The traditional system of maintaining estate records should now give way to computer technology which provides more accurate and wide-ranging information, capable of easy accessibility for speedy and improved decision-taking by management. The Geographical Information System ( GIS) is one such technology. A land evaluation system for plantation crops was developed in the late 80s. Research should strengthen this system further with more sophisticated facilities that are now available for such purposes and provide land use planning service to rubber plantations for effective use of limited land resources available for these crops. Environmental dimensions in respect of both the on-site and off-site ill effects following the increased use of agro-chemicals should also be given due consideration in such exercises.
The success of any business depends on productivity in all areas of its focus. Land and human productivity in rubber plantings/holdings depend heavily on new knowledge, technology and people skills. Technology adopted by our competitors change rapidly and skill levels of competing countries are quite high. The problem in Sri Lanka is lack of new knowledge, appropriate skills and application of modern technologies in a systematic manner. Proposals should be developed and presented for a more effective R&D programme.
The lack of a close working relationship between national rubber research and extension organizations, and with different categories of farmers and farm organizations, is one of the most difficult institutional problems confronting the rubber sector. Research and extension organizations generally compete over the same scarce government resources and, frequently, leaders of these institutions do not see themselves as part of a broader system: the National Plantation Crop Technology System (NPCTS). Instead, they try to increase the flow of resources coming to their respective institutions and to solve day-to-day management problems, rather than ensuring that their respective organizations contribute to the broader goal of getting improved agricultural technologies to growers.
In addition, the leadership and staff of many research and extension organizations do not appreciate the important roles that growers and grower organizations can play, both in disseminating technology and, through effective feedback mechanisms, in helping set priorities and improving programme relevance. Mechanisms to solve such ineffective linkage problems have to be suggested.
Well-managed contract farming is an effective way to coordinate and promote production and marketing in agriculture. Nevertheless, it is essentially an agreement between unequal parties: companies, government bodies or individual entrepreneurs on the one hand and economically weaker farmers on the other. It is, however, an approach that can contribute to both increased income for farmers and higher profitability for sponsors When efficiently organized and managed, contract farming reduces risk and uncertainty for both parties as compared to buying and selling crops on the open market.

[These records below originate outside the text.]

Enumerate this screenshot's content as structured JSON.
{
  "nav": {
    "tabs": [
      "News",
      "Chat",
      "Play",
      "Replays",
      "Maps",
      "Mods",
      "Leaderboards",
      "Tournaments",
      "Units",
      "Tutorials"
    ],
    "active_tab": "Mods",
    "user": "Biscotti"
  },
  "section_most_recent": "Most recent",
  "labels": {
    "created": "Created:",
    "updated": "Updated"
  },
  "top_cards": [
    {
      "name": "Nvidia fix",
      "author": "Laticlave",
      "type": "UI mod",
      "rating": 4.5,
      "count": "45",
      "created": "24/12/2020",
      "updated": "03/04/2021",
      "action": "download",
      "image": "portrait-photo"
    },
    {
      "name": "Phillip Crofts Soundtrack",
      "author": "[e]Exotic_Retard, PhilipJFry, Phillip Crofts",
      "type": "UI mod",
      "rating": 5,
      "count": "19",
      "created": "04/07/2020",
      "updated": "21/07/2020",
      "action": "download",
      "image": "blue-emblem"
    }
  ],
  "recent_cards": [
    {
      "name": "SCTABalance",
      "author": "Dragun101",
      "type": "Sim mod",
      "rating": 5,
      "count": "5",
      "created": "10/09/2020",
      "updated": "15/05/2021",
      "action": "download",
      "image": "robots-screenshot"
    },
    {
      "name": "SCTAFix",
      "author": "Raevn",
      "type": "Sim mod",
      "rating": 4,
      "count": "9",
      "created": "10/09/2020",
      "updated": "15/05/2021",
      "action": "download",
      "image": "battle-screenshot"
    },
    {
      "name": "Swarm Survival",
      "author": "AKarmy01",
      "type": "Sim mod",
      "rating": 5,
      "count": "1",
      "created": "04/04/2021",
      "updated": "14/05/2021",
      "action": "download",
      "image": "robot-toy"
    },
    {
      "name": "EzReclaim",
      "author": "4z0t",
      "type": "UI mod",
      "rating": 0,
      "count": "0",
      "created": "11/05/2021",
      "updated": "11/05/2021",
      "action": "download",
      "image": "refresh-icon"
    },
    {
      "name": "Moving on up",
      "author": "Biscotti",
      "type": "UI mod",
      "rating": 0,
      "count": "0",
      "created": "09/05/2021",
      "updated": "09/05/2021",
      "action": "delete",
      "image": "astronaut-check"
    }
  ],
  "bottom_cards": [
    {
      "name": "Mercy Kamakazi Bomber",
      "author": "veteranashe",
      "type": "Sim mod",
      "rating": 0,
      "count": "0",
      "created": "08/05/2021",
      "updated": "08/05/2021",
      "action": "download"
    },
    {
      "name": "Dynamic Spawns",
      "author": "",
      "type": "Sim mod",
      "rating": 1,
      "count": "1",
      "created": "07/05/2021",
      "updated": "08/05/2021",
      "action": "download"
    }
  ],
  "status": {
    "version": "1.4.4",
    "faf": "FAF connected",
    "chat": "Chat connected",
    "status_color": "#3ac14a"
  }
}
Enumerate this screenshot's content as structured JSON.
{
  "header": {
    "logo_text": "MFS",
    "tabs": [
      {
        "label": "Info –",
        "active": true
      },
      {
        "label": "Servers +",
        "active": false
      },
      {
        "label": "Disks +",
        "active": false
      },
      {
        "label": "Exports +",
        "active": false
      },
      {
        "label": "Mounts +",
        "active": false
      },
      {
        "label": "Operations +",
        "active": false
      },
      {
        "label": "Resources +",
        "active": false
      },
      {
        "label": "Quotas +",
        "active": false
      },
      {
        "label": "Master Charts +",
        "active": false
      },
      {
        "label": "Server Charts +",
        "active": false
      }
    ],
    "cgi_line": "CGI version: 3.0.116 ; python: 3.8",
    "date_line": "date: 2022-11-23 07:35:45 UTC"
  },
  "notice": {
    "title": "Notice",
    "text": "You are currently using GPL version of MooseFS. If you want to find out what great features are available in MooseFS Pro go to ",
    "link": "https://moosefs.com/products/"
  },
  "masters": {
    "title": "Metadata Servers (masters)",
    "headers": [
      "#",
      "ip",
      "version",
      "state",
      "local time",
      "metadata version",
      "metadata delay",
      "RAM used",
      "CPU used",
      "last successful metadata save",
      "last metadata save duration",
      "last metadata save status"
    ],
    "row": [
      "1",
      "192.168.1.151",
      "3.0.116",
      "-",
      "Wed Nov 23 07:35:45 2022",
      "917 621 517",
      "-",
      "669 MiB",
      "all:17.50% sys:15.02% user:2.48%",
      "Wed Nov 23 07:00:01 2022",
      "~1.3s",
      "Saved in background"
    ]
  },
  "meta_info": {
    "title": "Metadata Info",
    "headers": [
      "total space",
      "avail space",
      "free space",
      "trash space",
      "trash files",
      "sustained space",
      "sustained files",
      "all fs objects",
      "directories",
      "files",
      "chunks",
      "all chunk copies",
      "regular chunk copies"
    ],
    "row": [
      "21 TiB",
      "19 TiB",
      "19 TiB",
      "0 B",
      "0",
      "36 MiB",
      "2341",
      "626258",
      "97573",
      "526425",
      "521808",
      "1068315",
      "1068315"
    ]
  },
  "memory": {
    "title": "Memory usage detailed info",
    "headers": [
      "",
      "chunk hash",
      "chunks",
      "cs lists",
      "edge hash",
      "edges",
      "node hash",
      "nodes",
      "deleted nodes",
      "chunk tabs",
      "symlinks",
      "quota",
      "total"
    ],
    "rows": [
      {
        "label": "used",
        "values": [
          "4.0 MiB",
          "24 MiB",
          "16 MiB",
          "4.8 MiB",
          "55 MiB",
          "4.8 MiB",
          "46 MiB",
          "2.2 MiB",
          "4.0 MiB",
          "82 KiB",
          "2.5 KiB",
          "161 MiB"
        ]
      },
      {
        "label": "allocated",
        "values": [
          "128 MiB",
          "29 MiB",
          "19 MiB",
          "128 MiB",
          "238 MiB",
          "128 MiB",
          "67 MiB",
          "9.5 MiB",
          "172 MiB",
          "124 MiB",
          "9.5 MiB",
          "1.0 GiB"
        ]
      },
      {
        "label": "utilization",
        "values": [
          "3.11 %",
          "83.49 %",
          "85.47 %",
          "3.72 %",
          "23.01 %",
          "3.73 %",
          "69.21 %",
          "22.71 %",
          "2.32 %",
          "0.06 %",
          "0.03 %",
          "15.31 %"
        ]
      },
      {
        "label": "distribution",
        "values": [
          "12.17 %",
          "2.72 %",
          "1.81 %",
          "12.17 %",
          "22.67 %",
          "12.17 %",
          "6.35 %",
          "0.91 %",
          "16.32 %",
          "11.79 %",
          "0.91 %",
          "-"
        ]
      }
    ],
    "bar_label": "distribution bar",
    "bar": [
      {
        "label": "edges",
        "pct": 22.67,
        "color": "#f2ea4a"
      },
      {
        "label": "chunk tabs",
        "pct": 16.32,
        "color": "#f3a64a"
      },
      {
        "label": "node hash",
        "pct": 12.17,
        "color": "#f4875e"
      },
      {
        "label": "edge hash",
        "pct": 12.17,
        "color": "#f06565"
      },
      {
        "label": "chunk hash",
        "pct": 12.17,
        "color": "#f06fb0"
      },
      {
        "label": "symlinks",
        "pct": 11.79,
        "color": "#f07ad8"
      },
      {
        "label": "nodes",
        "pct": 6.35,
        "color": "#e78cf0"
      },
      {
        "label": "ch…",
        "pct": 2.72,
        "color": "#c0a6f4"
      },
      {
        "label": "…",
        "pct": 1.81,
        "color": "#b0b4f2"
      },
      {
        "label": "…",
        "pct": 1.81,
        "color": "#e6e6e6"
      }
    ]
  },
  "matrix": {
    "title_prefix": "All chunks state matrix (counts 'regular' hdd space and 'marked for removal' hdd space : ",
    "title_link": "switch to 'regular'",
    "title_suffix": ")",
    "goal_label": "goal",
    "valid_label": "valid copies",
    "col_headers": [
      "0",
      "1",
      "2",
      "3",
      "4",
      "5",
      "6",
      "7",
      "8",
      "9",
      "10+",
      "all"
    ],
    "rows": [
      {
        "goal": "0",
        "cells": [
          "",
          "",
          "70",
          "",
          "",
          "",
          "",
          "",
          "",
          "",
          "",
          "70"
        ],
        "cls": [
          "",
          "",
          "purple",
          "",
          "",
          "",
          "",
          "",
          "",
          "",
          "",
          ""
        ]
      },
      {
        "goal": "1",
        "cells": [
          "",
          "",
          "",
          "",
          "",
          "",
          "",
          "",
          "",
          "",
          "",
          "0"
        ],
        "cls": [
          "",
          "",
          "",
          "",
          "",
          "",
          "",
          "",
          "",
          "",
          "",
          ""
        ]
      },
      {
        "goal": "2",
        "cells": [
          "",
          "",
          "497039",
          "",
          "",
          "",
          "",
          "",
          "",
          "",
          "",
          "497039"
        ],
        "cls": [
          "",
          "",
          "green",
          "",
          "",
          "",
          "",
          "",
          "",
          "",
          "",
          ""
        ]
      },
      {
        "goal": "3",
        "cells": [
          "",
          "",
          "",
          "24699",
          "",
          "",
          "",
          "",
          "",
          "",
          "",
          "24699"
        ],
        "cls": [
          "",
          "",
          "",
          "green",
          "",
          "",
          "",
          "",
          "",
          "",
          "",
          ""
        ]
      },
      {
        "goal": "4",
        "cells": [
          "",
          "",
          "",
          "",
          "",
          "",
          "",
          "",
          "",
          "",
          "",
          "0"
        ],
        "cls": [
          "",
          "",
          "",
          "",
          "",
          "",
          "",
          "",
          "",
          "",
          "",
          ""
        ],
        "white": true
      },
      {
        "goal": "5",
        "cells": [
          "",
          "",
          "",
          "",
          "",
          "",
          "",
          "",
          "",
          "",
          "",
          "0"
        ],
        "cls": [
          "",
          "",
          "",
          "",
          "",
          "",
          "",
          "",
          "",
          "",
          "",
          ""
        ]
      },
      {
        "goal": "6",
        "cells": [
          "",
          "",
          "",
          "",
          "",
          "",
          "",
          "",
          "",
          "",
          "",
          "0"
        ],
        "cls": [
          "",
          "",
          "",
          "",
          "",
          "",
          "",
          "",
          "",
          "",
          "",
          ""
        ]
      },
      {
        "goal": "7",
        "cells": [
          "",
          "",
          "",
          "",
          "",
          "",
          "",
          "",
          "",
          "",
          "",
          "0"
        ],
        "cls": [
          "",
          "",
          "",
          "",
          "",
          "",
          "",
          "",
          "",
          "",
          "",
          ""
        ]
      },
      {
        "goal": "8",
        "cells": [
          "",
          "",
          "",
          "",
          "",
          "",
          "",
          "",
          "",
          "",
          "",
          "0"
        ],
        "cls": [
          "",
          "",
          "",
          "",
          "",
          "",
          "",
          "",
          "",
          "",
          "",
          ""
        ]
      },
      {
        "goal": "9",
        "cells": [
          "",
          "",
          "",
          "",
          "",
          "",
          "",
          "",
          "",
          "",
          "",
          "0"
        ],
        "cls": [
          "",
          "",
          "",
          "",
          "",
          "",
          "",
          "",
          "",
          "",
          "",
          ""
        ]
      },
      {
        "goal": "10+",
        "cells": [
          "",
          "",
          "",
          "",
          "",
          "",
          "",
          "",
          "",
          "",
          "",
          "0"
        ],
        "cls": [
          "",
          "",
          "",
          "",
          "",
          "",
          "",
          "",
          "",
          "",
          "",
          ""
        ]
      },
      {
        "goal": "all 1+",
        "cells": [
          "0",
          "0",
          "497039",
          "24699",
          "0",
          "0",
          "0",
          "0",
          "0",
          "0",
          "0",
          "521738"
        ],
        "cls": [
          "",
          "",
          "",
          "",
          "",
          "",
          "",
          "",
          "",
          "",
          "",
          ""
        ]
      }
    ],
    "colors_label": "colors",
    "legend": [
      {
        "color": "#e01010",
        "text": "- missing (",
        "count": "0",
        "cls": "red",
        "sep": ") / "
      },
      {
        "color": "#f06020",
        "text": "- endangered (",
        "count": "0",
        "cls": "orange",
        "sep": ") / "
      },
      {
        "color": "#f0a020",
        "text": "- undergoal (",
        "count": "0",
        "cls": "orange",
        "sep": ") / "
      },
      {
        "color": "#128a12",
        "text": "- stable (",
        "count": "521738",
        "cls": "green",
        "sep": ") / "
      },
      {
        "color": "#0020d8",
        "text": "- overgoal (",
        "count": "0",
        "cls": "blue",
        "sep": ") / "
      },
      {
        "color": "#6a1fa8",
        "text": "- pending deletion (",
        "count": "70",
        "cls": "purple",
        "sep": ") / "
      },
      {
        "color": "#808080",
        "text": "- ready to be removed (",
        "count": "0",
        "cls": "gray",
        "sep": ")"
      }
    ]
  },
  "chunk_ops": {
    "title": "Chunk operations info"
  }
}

Advantages for growers
The prime advantage of a contractual agreement for farmers is that the sponsor will normally undertake to purchase all produce grown, within specified quality and quantity parameters. Contracts can also provide farmers with access to a wide range of managerial, technical and extension services that otherwise may be unobtainable. Farmers can use the contract agreement as collateral to arrange credit with a commercial bank in order to fund inputs. Thus, the main potential advantages for farmers are: provision of inputs and production services; access to credit; introduction of appropriate technology; skill transfer; guaranteed and fixed pricing structures; and access to reliable markets.
Out- grower system
Out-grower systems are schemes that provide production and marketing services to farmers on their own land.
These generally connote a government scheme with a parastatal enterprise, purchasing crops from growers, either on its own or as a joint venture with a private firm. Some times the term contract farming refers to the same arrangement in the private sector, where farmer and firm engage in a forward agreement of production and marketing, a partnership between farmers and agro-industrial firms.
(The writer can be contacted at firstname.lastname@example.org)